A Quest for a General Theory for Leadership Realized
According to the Maxwell Leadership Institute leadership team, a quest for a general theory for leadership is complete. Leadership’s grand theory (LGT) emerged from a 3-year exploratory sequential mixed methods inquiry. Firstly, there was an implementation of a grounded theory approach in the initial phase, from which the theory emerged. Secondly, after the coding of over 2,000 global cases, the theory underwent statistical tests. Due to the study’s statistical and social significance, a paradigm shift in leadership is imminent.
To help drive the paradigm shift are the various crises challenging the world. There is the need to work across borders on interrelated issues further induced by globalization. Leadership as it is commonly understood is at the center of all the crises. If there was ever a need for a general theory for leadership, the time is now. Trust and confidence in many called leaders are low in most global polls, including a recent Odgers Berndtson Confidence Index. There is a common conflation of leadership with position and authority, which can be the case in some contexts, but not always. Also, there are too many definitions. Some definitions have no scientific support but sound good. A general theory for leadership should provide a definition, which encompasses the practice of leadership in any context. Thus, a definition should help to explain how leadership works, not simply how it appears.
General Theories and the Quest
Newton’s laws and Einstein’s theory of general relativity (GR) are theories that come to mind, when one considers general theories. These general theories power innovation globally. The field of leadership has mid-range and local theories to help explain how leadership works in various contexts. Some scholars co-opted social learning theories to help explain the phenomena. The Kellogg Leadership Studies Project (KLSP), was a 4-year initiative, that convened over 20 scholars in the early stages. The group was multidisciplinary in its formation. The group led by James MacGregor Burns, a leadership scholar, presidential biographer, and Pulitzer Prize winner, contributed much, but admittedly did not attain that goal. Although there was much learned along the way, the quest for a general theory for leadership a general theory for leadership was an intellectual challenge passed to another generation by the group.
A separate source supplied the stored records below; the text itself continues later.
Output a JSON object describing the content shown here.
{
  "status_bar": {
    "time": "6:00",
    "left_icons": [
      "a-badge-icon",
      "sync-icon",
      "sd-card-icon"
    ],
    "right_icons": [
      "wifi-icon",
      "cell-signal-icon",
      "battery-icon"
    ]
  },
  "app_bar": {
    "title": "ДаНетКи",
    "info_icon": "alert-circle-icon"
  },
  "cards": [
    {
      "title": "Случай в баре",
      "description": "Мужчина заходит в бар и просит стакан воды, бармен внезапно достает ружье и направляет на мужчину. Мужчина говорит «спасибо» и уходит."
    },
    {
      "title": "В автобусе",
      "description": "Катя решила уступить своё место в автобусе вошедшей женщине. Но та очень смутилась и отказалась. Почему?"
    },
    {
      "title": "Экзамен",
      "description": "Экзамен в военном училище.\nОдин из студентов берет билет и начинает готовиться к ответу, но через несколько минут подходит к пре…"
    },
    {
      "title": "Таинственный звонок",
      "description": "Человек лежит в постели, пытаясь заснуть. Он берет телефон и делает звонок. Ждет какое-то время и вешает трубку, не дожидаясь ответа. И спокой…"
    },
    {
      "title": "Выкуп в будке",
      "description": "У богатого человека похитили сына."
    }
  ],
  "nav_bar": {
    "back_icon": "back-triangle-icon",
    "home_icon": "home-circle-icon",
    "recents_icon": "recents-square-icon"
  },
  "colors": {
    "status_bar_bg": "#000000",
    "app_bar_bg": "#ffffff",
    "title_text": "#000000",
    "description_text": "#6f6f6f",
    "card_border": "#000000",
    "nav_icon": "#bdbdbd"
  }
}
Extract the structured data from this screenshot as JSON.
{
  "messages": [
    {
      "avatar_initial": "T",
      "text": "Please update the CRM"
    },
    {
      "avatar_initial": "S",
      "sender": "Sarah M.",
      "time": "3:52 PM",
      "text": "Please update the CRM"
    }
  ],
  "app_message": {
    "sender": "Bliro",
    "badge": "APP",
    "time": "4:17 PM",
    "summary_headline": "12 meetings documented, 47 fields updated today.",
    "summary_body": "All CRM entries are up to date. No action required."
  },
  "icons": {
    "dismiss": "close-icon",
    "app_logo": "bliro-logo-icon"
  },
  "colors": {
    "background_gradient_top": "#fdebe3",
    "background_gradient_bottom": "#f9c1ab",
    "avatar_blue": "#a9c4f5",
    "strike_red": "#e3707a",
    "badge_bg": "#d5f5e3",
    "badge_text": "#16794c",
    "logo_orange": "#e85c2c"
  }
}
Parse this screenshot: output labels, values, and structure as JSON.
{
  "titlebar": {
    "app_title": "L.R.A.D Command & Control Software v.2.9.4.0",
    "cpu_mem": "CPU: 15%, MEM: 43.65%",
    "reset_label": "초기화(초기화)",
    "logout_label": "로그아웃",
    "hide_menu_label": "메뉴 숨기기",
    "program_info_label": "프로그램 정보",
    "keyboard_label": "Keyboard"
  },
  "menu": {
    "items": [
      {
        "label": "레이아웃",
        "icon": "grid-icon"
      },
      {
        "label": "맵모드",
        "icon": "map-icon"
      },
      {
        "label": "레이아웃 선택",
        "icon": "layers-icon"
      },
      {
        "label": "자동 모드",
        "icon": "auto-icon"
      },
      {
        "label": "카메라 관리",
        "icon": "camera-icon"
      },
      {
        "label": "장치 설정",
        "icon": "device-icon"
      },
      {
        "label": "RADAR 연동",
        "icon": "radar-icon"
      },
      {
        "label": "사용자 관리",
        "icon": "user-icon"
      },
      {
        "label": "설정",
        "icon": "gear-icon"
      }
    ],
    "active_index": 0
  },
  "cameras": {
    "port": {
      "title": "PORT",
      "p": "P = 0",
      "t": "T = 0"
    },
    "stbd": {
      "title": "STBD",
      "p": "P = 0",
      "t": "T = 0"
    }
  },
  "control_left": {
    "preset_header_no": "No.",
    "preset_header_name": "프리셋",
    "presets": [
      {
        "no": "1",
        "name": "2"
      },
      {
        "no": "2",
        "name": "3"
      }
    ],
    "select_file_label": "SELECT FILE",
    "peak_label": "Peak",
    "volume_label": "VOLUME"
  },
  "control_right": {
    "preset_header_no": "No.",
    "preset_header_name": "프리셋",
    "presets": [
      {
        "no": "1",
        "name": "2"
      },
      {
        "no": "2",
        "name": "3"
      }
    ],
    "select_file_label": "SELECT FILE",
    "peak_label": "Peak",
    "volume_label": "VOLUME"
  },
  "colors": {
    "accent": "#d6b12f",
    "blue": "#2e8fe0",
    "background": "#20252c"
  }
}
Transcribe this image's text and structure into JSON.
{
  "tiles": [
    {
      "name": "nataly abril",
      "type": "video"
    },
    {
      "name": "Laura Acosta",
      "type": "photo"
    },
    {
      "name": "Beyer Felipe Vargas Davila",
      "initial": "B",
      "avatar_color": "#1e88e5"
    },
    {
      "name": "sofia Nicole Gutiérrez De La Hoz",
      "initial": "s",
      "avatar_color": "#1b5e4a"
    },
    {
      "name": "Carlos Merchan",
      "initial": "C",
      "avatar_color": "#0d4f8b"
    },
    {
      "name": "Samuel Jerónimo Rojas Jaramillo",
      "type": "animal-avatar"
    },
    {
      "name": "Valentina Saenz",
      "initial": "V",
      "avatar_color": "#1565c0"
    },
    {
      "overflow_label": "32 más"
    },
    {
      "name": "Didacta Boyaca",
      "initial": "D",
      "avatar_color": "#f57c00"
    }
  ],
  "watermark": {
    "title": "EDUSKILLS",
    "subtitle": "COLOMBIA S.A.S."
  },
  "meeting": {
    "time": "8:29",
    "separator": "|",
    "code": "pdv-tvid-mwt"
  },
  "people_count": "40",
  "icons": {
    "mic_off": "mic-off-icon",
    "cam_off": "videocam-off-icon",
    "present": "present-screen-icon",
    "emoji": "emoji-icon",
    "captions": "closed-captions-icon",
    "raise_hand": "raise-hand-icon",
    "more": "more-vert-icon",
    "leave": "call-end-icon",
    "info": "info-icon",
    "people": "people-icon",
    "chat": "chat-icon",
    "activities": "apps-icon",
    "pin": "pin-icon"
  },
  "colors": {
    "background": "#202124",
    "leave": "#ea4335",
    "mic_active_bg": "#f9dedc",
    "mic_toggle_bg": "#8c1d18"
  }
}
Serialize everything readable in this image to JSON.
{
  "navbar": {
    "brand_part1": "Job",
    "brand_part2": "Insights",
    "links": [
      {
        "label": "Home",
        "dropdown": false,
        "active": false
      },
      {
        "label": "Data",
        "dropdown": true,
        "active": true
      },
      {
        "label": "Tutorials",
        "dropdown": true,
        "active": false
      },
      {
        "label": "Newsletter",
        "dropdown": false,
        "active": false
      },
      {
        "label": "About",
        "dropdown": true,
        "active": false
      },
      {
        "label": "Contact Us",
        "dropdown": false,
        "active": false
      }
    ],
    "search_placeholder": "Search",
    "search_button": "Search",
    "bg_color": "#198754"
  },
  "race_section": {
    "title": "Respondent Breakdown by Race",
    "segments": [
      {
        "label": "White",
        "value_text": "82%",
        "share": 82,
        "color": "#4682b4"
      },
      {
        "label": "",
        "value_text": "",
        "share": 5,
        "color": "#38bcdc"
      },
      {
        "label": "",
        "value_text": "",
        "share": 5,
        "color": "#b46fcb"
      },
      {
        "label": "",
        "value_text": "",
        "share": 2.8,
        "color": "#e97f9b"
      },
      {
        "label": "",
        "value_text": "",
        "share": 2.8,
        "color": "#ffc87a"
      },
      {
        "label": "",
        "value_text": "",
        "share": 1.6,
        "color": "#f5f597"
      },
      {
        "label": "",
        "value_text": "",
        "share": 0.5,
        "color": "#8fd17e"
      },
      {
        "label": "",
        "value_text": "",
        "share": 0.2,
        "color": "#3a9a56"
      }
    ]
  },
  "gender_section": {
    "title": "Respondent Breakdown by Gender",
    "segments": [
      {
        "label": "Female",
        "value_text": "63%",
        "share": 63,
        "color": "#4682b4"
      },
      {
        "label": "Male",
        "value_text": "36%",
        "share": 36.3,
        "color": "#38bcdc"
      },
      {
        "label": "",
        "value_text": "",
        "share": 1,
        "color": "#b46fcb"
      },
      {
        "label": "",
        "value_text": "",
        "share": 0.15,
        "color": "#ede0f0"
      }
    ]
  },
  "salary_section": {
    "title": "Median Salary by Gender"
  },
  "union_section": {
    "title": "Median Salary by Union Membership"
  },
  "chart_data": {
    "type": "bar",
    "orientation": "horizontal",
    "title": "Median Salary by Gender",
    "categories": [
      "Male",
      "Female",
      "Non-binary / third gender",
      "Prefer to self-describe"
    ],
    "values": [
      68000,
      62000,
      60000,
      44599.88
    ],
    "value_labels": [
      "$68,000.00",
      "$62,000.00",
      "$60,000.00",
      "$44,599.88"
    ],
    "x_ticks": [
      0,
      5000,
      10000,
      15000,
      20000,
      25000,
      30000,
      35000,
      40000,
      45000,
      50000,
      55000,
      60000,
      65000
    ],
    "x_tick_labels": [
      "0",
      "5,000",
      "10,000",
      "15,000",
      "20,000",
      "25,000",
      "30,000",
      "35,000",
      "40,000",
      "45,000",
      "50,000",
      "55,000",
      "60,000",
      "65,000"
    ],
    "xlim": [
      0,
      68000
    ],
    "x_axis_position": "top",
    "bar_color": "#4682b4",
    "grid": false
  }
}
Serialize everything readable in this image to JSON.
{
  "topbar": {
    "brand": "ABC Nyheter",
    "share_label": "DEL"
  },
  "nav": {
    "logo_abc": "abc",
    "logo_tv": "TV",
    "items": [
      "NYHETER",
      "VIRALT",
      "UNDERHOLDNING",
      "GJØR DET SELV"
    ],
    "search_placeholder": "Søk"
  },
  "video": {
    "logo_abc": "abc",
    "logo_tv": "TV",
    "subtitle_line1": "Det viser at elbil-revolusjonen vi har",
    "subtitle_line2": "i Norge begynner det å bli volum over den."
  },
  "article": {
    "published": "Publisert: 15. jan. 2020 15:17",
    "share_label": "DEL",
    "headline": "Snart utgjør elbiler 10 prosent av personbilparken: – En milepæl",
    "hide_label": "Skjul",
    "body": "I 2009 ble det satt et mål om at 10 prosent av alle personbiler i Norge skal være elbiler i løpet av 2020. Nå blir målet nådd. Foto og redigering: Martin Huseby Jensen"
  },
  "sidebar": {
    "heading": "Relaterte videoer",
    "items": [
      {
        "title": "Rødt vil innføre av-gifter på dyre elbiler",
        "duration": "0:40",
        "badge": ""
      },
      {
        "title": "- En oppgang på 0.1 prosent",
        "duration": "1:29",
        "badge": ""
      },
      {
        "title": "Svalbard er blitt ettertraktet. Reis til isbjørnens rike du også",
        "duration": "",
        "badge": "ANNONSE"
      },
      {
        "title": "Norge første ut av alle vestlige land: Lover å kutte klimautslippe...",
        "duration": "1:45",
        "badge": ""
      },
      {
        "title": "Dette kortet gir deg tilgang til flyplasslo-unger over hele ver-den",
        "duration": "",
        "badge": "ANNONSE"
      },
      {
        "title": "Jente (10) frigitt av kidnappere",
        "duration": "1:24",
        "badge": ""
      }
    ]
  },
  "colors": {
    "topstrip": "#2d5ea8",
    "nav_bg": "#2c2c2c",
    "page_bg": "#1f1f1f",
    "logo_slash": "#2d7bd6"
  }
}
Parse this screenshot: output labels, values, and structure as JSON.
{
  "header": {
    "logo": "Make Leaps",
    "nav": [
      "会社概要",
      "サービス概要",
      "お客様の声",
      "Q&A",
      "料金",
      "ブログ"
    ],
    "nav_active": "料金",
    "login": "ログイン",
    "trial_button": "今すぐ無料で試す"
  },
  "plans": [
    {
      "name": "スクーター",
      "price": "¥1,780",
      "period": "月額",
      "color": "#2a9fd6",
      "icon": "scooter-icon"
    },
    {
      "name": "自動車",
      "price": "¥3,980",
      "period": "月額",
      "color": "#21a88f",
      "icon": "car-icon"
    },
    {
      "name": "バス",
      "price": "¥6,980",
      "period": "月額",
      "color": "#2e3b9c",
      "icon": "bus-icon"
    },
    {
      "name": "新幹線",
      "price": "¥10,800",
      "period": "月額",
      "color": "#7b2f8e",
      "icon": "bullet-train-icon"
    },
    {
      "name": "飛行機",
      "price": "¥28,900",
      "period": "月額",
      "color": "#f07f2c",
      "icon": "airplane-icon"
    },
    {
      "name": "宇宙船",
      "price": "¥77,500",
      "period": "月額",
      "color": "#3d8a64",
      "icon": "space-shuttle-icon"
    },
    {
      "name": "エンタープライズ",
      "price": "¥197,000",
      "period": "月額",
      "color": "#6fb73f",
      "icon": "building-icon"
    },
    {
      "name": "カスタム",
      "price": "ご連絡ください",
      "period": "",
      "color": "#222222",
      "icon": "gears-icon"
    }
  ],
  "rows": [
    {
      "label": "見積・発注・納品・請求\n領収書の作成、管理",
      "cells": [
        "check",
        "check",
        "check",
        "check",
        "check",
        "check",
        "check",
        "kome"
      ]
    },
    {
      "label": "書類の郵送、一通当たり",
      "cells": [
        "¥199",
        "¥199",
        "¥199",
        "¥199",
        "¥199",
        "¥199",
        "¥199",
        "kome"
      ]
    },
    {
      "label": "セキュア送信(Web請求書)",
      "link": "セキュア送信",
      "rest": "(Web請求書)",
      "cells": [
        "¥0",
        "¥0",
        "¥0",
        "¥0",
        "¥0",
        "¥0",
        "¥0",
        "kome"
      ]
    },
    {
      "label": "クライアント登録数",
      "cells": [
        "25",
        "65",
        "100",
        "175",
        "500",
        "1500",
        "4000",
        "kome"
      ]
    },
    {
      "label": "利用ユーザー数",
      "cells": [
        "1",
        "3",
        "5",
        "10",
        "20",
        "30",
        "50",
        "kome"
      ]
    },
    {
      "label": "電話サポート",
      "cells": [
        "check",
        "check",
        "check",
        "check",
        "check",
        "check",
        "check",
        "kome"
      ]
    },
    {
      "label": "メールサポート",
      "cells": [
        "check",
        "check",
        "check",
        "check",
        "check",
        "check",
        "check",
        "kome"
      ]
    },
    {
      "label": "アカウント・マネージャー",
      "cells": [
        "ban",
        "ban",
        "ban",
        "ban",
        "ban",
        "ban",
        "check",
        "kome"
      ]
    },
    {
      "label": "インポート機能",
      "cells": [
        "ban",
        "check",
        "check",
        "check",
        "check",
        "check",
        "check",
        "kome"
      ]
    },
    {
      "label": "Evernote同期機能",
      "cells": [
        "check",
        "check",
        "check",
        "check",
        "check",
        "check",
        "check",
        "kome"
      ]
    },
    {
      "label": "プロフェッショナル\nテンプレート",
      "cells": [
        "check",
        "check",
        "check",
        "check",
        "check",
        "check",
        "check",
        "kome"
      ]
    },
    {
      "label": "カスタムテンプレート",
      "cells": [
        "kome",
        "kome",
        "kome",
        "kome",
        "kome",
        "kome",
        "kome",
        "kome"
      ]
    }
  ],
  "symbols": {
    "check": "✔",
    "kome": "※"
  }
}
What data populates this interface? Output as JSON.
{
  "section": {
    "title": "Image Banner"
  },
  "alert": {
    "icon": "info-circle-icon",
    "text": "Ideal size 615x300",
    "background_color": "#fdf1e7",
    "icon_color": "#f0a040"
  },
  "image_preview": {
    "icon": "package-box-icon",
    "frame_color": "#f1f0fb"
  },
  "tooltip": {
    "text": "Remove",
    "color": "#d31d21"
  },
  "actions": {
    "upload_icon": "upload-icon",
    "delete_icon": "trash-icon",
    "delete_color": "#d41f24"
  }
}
So, another generation picked up the intellectual challenge. The generation led by Kenneth-Maxwell Nance, a leadership scholar-practitioner (scientist) took up the challenge with a team of researchers and met it. The theory emerged from the study after all global participants from six of seven continents of the world voiced themes of degradation, harm, and failure in the absence of moral leader action. The themes were later categorized as unsustainable leadership actions, which contributed to unsustainable leadership outcomes for the people and their organizations. The operationalized categories became part of several statistical tests, which resulted in statistical significance with effect size.
Study and Literature Release
A significant portion of the key study underpinning the grand theory for leadership scheduled for publishing in a peer-reviewed journal this summer provides four major constructs for leadership. One of the constructs contains 15 dimensions. This is a big difference from the 101 or more must-haves postulated by the development industry. Several top scholars who understand the nature of leadership called the industry itself a failure, supported by evidence that shows confidence and or trust decreased as expenditures in the billions increased. Leadership Holy Grail, Leadership’s Grand Theory scheduled for release in the fall season, will include chapters such as the introduction, story, the questions and answers, the problems, the key, the theory, and the research. The key research underpinning LGT is approximately 100 pages in length. In addition, the book will include a section for personal reflections and progress. In the meantime, the author provides crises consultation.